TASK TO COMPLETE
Repeat the listing exactly. Do not carry over any pictures.

PROVIDED MATERIAL
[Start of section]

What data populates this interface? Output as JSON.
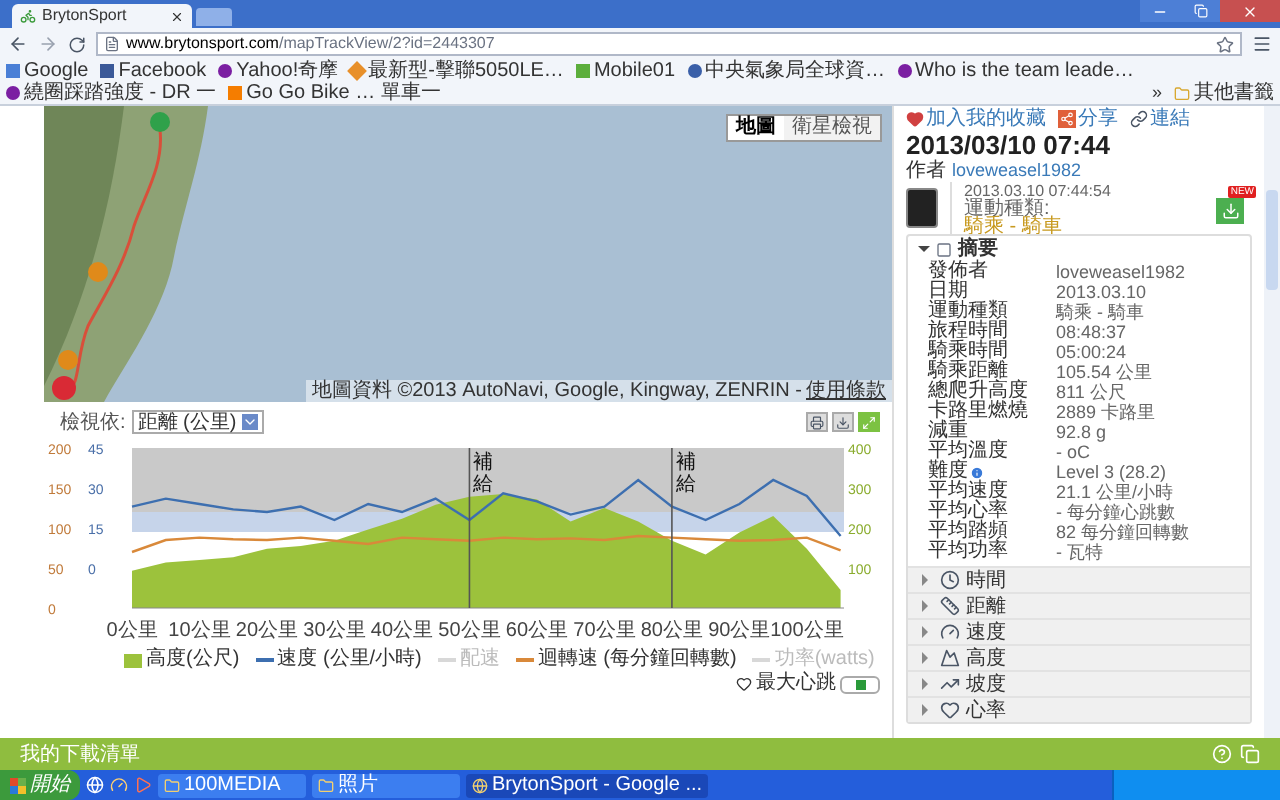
{
  "browser": {
    "tab_title": "BrytonSport",
    "url_host": "www.brytonsport.com",
    "url_path": "/mapTrackView/2?id=2443307",
    "bookmarks": [
      {
        "label": "Google",
        "kind": "google"
      },
      {
        "label": "Facebook",
        "kind": "facebook"
      },
      {
        "label": "Yahoo!奇摩",
        "kind": "yahoo"
      },
      {
        "label": "最新型-擊聯5050LE…",
        "kind": "diamond"
      },
      {
        "label": "Mobile01",
        "kind": "mobile01"
      },
      {
        "label": "中央氣象局全球資…",
        "kind": "eye"
      },
      {
        "label": "Who is the team leade…",
        "kind": "yahoo"
      },
      {
        "label": "繞圈踩踏強度 - DR 一",
        "kind": "yahoo"
      },
      {
        "label": "Go Go Bike … 單車一",
        "kind": "blogger"
      }
    ],
    "more": "»",
    "other_bookmarks": "其他書籤"
  },
  "map": {
    "buttons": [
      {
        "label": "地圖",
        "selected": true
      },
      {
        "label": "衛星檢視",
        "selected": false
      }
    ],
    "attribution": "地圖資料 ©2013 AutoNavi, Google, Kingway, ZENRIN -",
    "terms_link": "使用條款"
  },
  "chart": {
    "view_label": "檢視依:",
    "view_select": "距離 (公里)",
    "chart_data": {
      "type": "line",
      "xlim": [
        0,
        105.5
      ],
      "x": [
        0,
        5,
        10,
        15,
        20,
        25,
        30,
        35,
        40,
        45,
        50,
        55,
        60,
        65,
        70,
        75,
        80,
        85,
        90,
        95,
        100,
        105
      ],
      "xticks": [
        {
          "value": 0,
          "label": "0公里"
        },
        {
          "value": 10,
          "label": "10公里"
        },
        {
          "value": 20,
          "label": "20公里"
        },
        {
          "value": 30,
          "label": "30公里"
        },
        {
          "value": 40,
          "label": "40公里"
        },
        {
          "value": 50,
          "label": "50公里"
        },
        {
          "value": 60,
          "label": "60公里"
        },
        {
          "value": 70,
          "label": "70公里"
        },
        {
          "value": 80,
          "label": "80公里"
        },
        {
          "value": 90,
          "label": "90公里"
        },
        {
          "value": 100,
          "label": "100公里"
        }
      ],
      "ylim": [
        0,
        400
      ],
      "yticks": [
        400,
        300,
        200,
        100
      ],
      "y2lim": [
        0,
        200
      ],
      "y2ticks": [
        200,
        150,
        100,
        50,
        0
      ],
      "y3lim": [
        -15,
        45
      ],
      "y3ticks": [
        45,
        30,
        15,
        0
      ],
      "series": [
        {
          "name": "高度(公尺)",
          "type": "area",
          "color": "#9cc23c",
          "values": [
            93,
            114,
            120,
            127,
            148,
            155,
            168,
            196,
            223,
            258,
            278,
            285,
            271,
            216,
            250,
            216,
            168,
            134,
            189,
            230,
            148,
            45
          ]
        },
        {
          "name": "速度 (公里/小時)",
          "axis": "y3",
          "color": "#3d6fb0",
          "values": [
            23,
            26,
            24,
            22,
            21,
            23,
            18,
            24,
            21,
            26,
            18,
            28,
            25,
            20,
            23,
            33,
            23,
            18,
            24,
            33,
            27,
            12
          ]
        },
        {
          "name": "配速",
          "color": "#d8d8d8",
          "values": [
            null,
            null,
            null,
            null,
            null,
            null,
            null,
            null,
            null,
            null,
            null,
            null,
            null,
            null,
            null,
            null,
            null,
            null,
            null,
            null,
            null,
            null
          ]
        },
        {
          "name": "迴轉速 (每分鐘回轉數)",
          "axis": "y2",
          "color": "#d9893a",
          "values": [
            70,
            85,
            88,
            86,
            85,
            88,
            84,
            80,
            88,
            86,
            84,
            88,
            86,
            87,
            85,
            90,
            88,
            86,
            84,
            85,
            88,
            72
          ]
        },
        {
          "name": "功率(watts)",
          "color": "#d8d8d8",
          "values": [
            null,
            null,
            null,
            null,
            null,
            null,
            null,
            null,
            null,
            null,
            null,
            null,
            null,
            null,
            null,
            null,
            null,
            null,
            null,
            null,
            null,
            null
          ]
        }
      ],
      "bands": [
        {
          "axis": "y2",
          "from": 120,
          "to": 200,
          "color": "#c9c9c9"
        },
        {
          "axis": "y2",
          "from": 95,
          "to": 120,
          "color": "#c6d4ea"
        }
      ],
      "annotations": [
        "補給",
        "補給"
      ]
    },
    "max_heart_label": "最大心跳"
  },
  "detail": {
    "actions": [
      {
        "label": "加入我的收藏",
        "kind": "heart"
      },
      {
        "label": "分享",
        "kind": "share"
      },
      {
        "label": "連結",
        "kind": "link"
      }
    ],
    "title": "2013/03/10 07:44",
    "author_label": "作者",
    "author": "loveweasel1982",
    "timestamp": "2013.03.10 07:44:54",
    "sport_label": "運動種類:",
    "sport": "騎乘 - 騎車",
    "new_badge": "NEW",
    "summary_title": "摘要",
    "summary_expanded": true,
    "summary": [
      {
        "label": "發佈者",
        "value": "loveweasel1982",
        "info": false
      },
      {
        "label": "日期",
        "value": "2013.03.10",
        "info": false
      },
      {
        "label": "運動種類",
        "value": "騎乘 - 騎車",
        "info": false
      },
      {
        "label": "旅程時間",
        "value": "08:48:37",
        "info": false
      },
      {
        "label": "騎乘時間",
        "value": "05:00:24",
        "info": false
      },
      {
        "label": "騎乘距離",
        "value": "105.54 公里",
        "info": false
      },
      {
        "label": "總爬升高度",
        "value": "811 公尺",
        "info": false
      },
      {
        "label": "卡路里燃燒",
        "value": "2889 卡路里",
        "info": false
      },
      {
        "label": "減重",
        "value": "92.8 g",
        "info": false
      },
      {
        "label": "平均溫度",
        "value": "- oC",
        "info": false
      },
      {
        "label": "難度",
        "value": "Level 3 (28.2)",
        "info": true
      },
      {
        "label": "平均速度",
        "value": "21.1 公里/小時",
        "info": false
      },
      {
        "label": "平均心率",
        "value": "- 每分鐘心跳數",
        "info": false
      },
      {
        "label": "平均踏頻",
        "value": "82 每分鐘回轉數",
        "info": false
      },
      {
        "label": "平均功率",
        "value": "- 瓦特",
        "info": false
      }
    ],
    "sections": [
      {
        "label": "時間",
        "kind": "clock",
        "expanded": false
      },
      {
        "label": "距離",
        "kind": "distance",
        "expanded": false
      },
      {
        "label": "速度",
        "kind": "speed",
        "expanded": false
      },
      {
        "label": "高度",
        "kind": "mountain",
        "expanded": false
      },
      {
        "label": "坡度",
        "kind": "slope",
        "expanded": false
      },
      {
        "label": "心率",
        "kind": "heart",
        "expanded": false
      }
    ]
  },
  "download_bar": {
    "title": "我的下載清單"
  },
  "taskbar": {
    "start": "開始",
    "windows": [
      {
        "label": "100MEDIA",
        "kind": "folder",
        "selected": false
      },
      {
        "label": "照片",
        "kind": "folder",
        "selected": false
      },
      {
        "label": "BrytonSport - Google ...",
        "kind": "browser",
        "selected": true
      }
    ]
  }
}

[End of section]

EXERCISE OUTPUT
What data populates this interface? Output as JSON.
{
  "browser": {
    "tab_title": "BrytonSport",
    "url_host": "www.brytonsport.com",
    "url_path": "/mapTrackView/2?id=2443307",
    "bookmarks": [
      {
        "label": "Google",
        "kind": "google"
      },
      {
        "label": "Facebook",
        "kind": "facebook"
      },
      {
        "label": "Yahoo!奇摩",
        "kind": "yahoo"
      },
      {
        "label": "最新型-擊聯5050LE…",
        "kind": "diamond"
      },
      {
        "label": "Mobile01",
        "kind": "mobile01"
      },
      {
        "label": "中央氣象局全球資…",
        "kind": "eye"
      },
      {
        "label": "Who is the team leade…",
        "kind": "yahoo"
      },
      {
        "label": "繞圈踩踏強度 - DR 一",
        "kind": "yahoo"
      },
      {
        "label": "Go Go Bike … 單車一",
        "kind": "blogger"
      }
    ],
    "more": "»",
    "other_bookmarks": "其他書籤"
  },
  "map": {
    "buttons": [
      {
        "label": "地圖",
        "selected": true
      },
      {
        "label": "衛星檢視",
        "selected": false
      }
    ],
    "attribution": "地圖資料 ©2013 AutoNavi, Google, Kingway, ZENRIN -",
    "terms_link": "使用條款"
  },
  "chart": {
    "view_label": "檢視依:",
    "view_select": "距離 (公里)",
    "chart_data": {
      "type": "line",
      "xlim": [
        0,
        105.5
      ],
      "x": [
        0,
        5,
        10,
        15,
        20,
        25,
        30,
        35,
        40,
        45,
        50,
        55,
        60,
        65,
        70,
        75,
        80,
        85,
        90,
        95,
        100,
        105
      ],
      "xticks": [
        {
          "value": 0,
          "label": "0公里"
        },
        {
          "value": 10,
          "label": "10公里"
        },
        {
          "value": 20,
          "label": "20公里"
        },
        {
          "value": 30,
          "label": "30公里"
        },
        {
          "value": 40,
          "label": "40公里"
        },
        {
          "value": 50,
          "label": "50公里"
        },
        {
          "value": 60,
          "label": "60公里"
        },
        {
          "value": 70,
          "label": "70公里"
        },
        {
          "value": 80,
          "label": "80公里"
        },
        {
          "value": 90,
          "label": "90公里"
        },
        {
          "value": 100,
          "label": "100公里"
        }
      ],
      "ylim": [
        0,
        400
      ],
      "yticks": [
        400,
        300,
        200,
        100
      ],
      "y2lim": [
        0,
        200
      ],
      "y2ticks": [
        200,
        150,
        100,
        50,
        0
      ],
      "y3lim": [
        -15,
        45
      ],
      "y3ticks": [
        45,
        30,
        15,
        0
      ],
      "series": [
        {
          "name": "高度(公尺)",
          "type": "area",
          "color": "#9cc23c",
          "values": [
            93,
            114,
            120,
            127,
            148,
            155,
            168,
            196,
            223,
            258,
            278,
            285,
            271,
            216,
            250,
            216,
            168,
            134,
            189,
            230,
            148,
            45
          ]
        },
        {
          "name": "速度 (公里/小時)",
          "axis": "y3",
          "color": "#3d6fb0",
          "values": [
            23,
            26,
            24,
            22,
            21,
            23,
            18,
            24,
            21,
            26,
            18,
            28,
            25,
            20,
            23,
            33,
            23,
            18,
            24,
            33,
            27,
            12
          ]
        },
        {
          "name": "配速",
          "color": "#d8d8d8",
          "values": [
            null,
            null,
            null,
            null,
            null,
            null,
            null,
            null,
            null,
            null,
            null,
            null,
            null,
            null,
            null,
            null,
            null,
            null,
            null,
            null,
            null,
            null
          ]
        },
        {
          "name": "迴轉速 (每分鐘回轉數)",
          "axis": "y2",
          "color": "#d9893a",
          "values": [
            70,
            85,
            88,
            86,
            85,
            88,
            84,
            80,
            88,
            86,
            84,
            88,
            86,
            87,
            85,
            90,
            88,
            86,
            84,
            85,
            88,
            72
          ]
        },
        {
          "name": "功率(watts)",
          "color": "#d8d8d8",
          "values": [
            null,
            null,
            null,
            null,
            null,
            null,
            null,
            null,
            null,
            null,
            null,
            null,
            null,
            null,
            null,
            null,
            null,
            null,
            null,
            null,
            null,
            null
          ]
        }
      ],
      "bands": [
        {
          "axis": "y2",
          "from": 120,
          "to": 200,
          "color": "#c9c9c9"
        },
        {
          "axis": "y2",
          "from": 95,
          "to": 120,
          "color": "#c6d4ea"
        }
      ],
      "annotations": [
        "補給",
        "補給"
      ]
    },
    "max_heart_label": "最大心跳"
  },
  "detail": {
    "actions": [
      {
        "label": "加入我的收藏",
        "kind": "heart"
      },
      {
        "label": "分享",
        "kind": "share"
      },
      {
        "label": "連結",
        "kind": "link"
      }
    ],
    "title": "2013/03/10 07:44",
    "author_label": "作者",
    "author": "loveweasel1982",
    "timestamp": "2013.03.10 07:44:54",
    "sport_label": "運動種類:",
    "sport": "騎乘 - 騎車",
    "new_badge": "NEW",
    "summary_title": "摘要",
    "summary_expanded": true,
    "summary": [
      {
        "label": "發佈者",
        "value": "loveweasel1982",
        "info": false
      },
      {
        "label": "日期",
        "value": "2013.03.10",
        "info": false
      },
      {
        "label": "運動種類",
        "value": "騎乘 - 騎車",
        "info": false
      },
      {
        "label": "旅程時間",
        "value": "08:48:37",
        "info": false
      },
      {
        "label": "騎乘時間",
        "value": "05:00:24",
        "info": false
      },
      {
        "label": "騎乘距離",
        "value": "105.54 公里",
        "info": false
      },
      {
        "label": "總爬升高度",
        "value": "811 公尺",
        "info": false
      },
      {
        "label": "卡路里燃燒",
        "value": "2889 卡路里",
        "info": false
      },
      {
        "label": "減重",
        "value": "92.8 g",
        "info": false
      },
      {
        "label": "平均溫度",
        "value": "- oC",
        "info": false
      },
      {
        "label": "難度",
        "value": "Level 3 (28.2)",
        "info": true
      },
      {
        "label": "平均速度",
        "value": "21.1 公里/小時",
        "info": false
      },
      {
        "label": "平均心率",
        "value": "- 每分鐘心跳數",
        "info": false
      },
      {
        "label": "平均踏頻",
        "value": "82 每分鐘回轉數",
        "info": false
      },
      {
        "label": "平均功率",
        "value": "- 瓦特",
        "info": false
      }
    ],
    "sections": [
      {
        "label": "時間",
        "kind": "clock",
        "expanded": false
      },
      {
        "label": "距離",
        "kind": "distance",
        "expanded": false
      },
      {
        "label": "速度",
        "kind": "speed",
        "expanded": false
      },
      {
        "label": "高度",
        "kind": "mountain",
        "expanded": false
      },
      {
        "label": "坡度",
        "kind": "slope",
        "expanded": false
      },
      {
        "label": "心率",
        "kind": "heart",
        "expanded": false
      }
    ]
  },
  "download_bar": {
    "title": "我的下載清單"
  },
  "taskbar": {
    "start": "開始",
    "windows": [
      {
        "label": "100MEDIA",
        "kind": "folder",
        "selected": false
      },
      {
        "label": "照片",
        "kind": "folder",
        "selected": false
      },
      {
        "label": "BrytonSport - Google ...",
        "kind": "browser",
        "selected": true
      }
    ]
  }
}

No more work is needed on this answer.